20 Feb A balanced media diet
We all know the benefits of a healthy, balanced diet, comprising three square meals a day: breakfast, lunch and dinner. But when it comes to consuming information, what’s on the media menu?
The Information Age, the Computer Age, the Digital Revolution – whatever you want to call it, since the 1970s the way we access and absorb information has been changing drastically. From newspapers to YouTube, there are so many formats to get a news fix, so here’s a balanced meal plan for your media consumption. As a PR professional, it’s easy to get seduced by a diet solely comprised of social media, but print and digital media are both integral to a healthy marketing plan. A good, cohesive PR and marketing plan will include generous servings of all!
In 2013, many marketers were quick to dismiss traditional media, declaring print dead. But print is seeing a resurgence. According to a study by Folio, double the amount of magazines were launched in 2014 as in 2013.
Print is taking a lead from the newer forms of media by ensuring it’s fresh, new, and most importantly, relevant to today’s audience. You may have noticed that some of your favourite titles have had an image refresh or rebrand, and have expanded to include digital and social content, whilst still keeping some content exclusive to those who pick up the print edition.
And hop on any tube in London on a busy weekday morning, and you’ll see as many commuters reading the Metro or a magazine as there are glued to their smartphones.
Print is as vital as the strong cup of coffee that kick-starts your morning routine.
Lunch – Digital Media
Sneak into any office at 12pm and you’ll find hundreds of members of staff eating whilst scrolling through their favourite blogs: Mashable, Buzzfeed, Vice, Gawker, Jezebel, the Huffington Post to name a few.
The appeal of digital media is no
t hard to understand, as it offers highly visual, shareable content that mixes ingredients such as video, news, jokes and quality long-form reporting. And there’s so much choice; there are over 31 million bloggers in the US alone, with the number growing daily.
Of course, with so much content out there, it’s important to find and produce high quality material that offers a unique insight or expert advice into a topic. It’s the difference between buying a packaged sandwich for lunch, or bringing in a homemade baguette stuffed with tasty things.
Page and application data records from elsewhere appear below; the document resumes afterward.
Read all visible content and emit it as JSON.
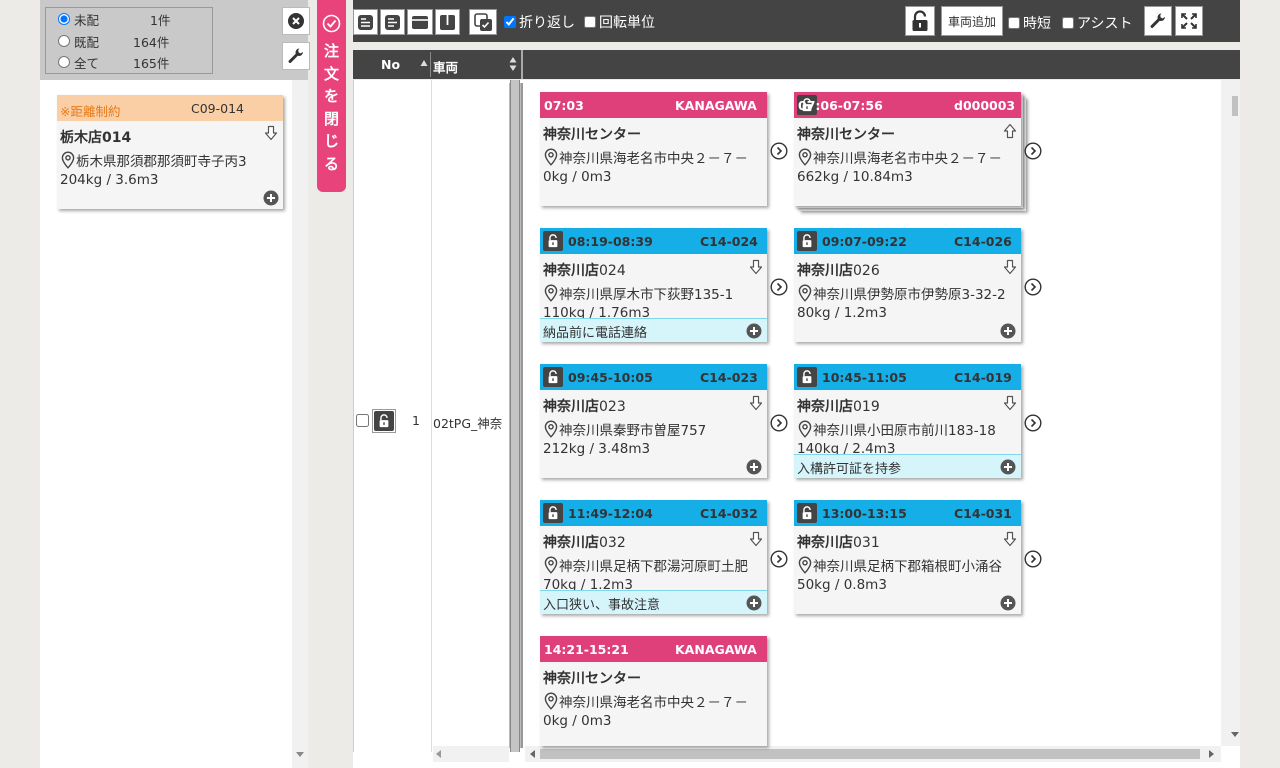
{
  "filters": [
    {
      "label": "未配",
      "count": "1件",
      "checked": true
    },
    {
      "label": "既配",
      "count": "164件",
      "checked": false
    },
    {
      "label": "全て",
      "count": "165件",
      "checked": false
    }
  ],
  "pending_card": {
    "warning": "※距離制約",
    "code": "C09-014",
    "store": "栃木店014",
    "address": "栃木県那須郡那須町寺子丙3",
    "weight": "204kg / 3.6m3"
  },
  "close_orders_label": "注\n文\nを\n閉\nじ\nる",
  "toolbar": {
    "wrap_label": "折り返し",
    "wrap_checked": true,
    "rotation_label": "回転単位",
    "rotation_checked": false,
    "add_vehicle_label": "車両追加",
    "shorten_label": "時短",
    "assist_label": "アシスト"
  },
  "grid_header": {
    "no": "No",
    "vehicle": "車両"
  },
  "row": {
    "no": "1",
    "vehicle": "02tPG_神奈"
  },
  "cards": {
    "c1": {
      "time": "07:03",
      "code": "KANAGAWA",
      "name": "神奈川センター",
      "address": "神奈川県海老名市中央２－７－",
      "weight": "0kg / 0m3"
    },
    "c2": {
      "time": "07:06-07:56",
      "code": "d000003",
      "name": "神奈川センター",
      "address": "神奈川県海老名市中央２－７－",
      "weight": "662kg / 10.84m3"
    },
    "c3": {
      "time": "08:19-08:39",
      "code": "C14-024",
      "name_bold": "神奈川店",
      "name_num": "024",
      "address": "神奈川県厚木市下荻野135-1",
      "weight": "110kg / 1.76m3",
      "note": "納品前に電話連絡"
    },
    "c4": {
      "time": "09:07-09:22",
      "code": "C14-026",
      "name_bold": "神奈川店",
      "name_num": "026",
      "address": "神奈川県伊勢原市伊勢原3-32-2",
      "weight": "80kg / 1.2m3"
    },
    "c5": {
      "time": "09:45-10:05",
      "code": "C14-023",
      "name_bold": "神奈川店",
      "name_num": "023",
      "address": "神奈川県秦野市曽屋757",
      "weight": "212kg / 3.48m3"
    },
    "c6": {
      "time": "10:45-11:05",
      "code": "C14-019",
      "name_bold": "神奈川店",
      "name_num": "019",
      "address": "神奈川県小田原市前川183-18",
      "weight": "140kg / 2.4m3",
      "note": "入構許可証を持参"
    },
    "c7": {
      "time": "11:49-12:04",
      "code": "C14-032",
      "name_bold": "神奈川店",
      "name_num": "032",
      "address": "神奈川県足柄下郡湯河原町土肥",
      "weight": "70kg / 1.2m3",
      "note": "入口狭い、事故注意"
    },
    "c8": {
      "time": "13:00-13:15",
      "code": "C14-031",
      "name_bold": "神奈川店",
      "name_num": "031",
      "address": "神奈川県足柄下郡箱根町小涌谷",
      "weight": "50kg / 0.8m3"
    },
    "c9": {
      "time": "14:21-15:21",
      "code": "KANAGAWA",
      "name": "神奈川センター",
      "address": "神奈川県海老名市中央２－７－",
      "weight": "0kg / 0m3"
    }
  },
  "colors": {
    "center_header": "#e0407a",
    "store_header": "#15aee6",
    "warning_header": "#fbcfa5",
    "note_bg": "#d5f5fb",
    "toolbar": "#444444"
  }
}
Like a sandwich and cheeky chocolate bar, digital media offers the perfect balance of substance and fun to keep you going through the day.
Dinner – Social Media
Social media used to be referred to as ‘snackable content’, due to its short, snappy nature that allows for uses to ingest a bite-size piece of news, information or opinion. But social media is now offering the bulk of news for many users, both young and old; the Telegraph reports that creating a customised news feed is the primary use of Twitter for 40% of active Twitter users, and a Pew Research study found that over 1/3 of young people get their news from social media. It’s also the perfect place to research brands and products, with another 40% of consumers making a purchase after posting about it on Twitter, Facebook or Pinterest.
Of course, there are lots of pictures of cats wearing hats, but social media really thrives when it comes to breaking news, with hundreds of different eye witness accounts joining together, often under a hashtag, to build a whole picture of an event regardless of where you might be in the world. For example, Twitter was the only place to go for up-to-date news on the rioting in Ferguson, America, by following #Ferguson.
Social platforms are the sushi of media – popular, trendy, quick and easy to eat, but also satisfying.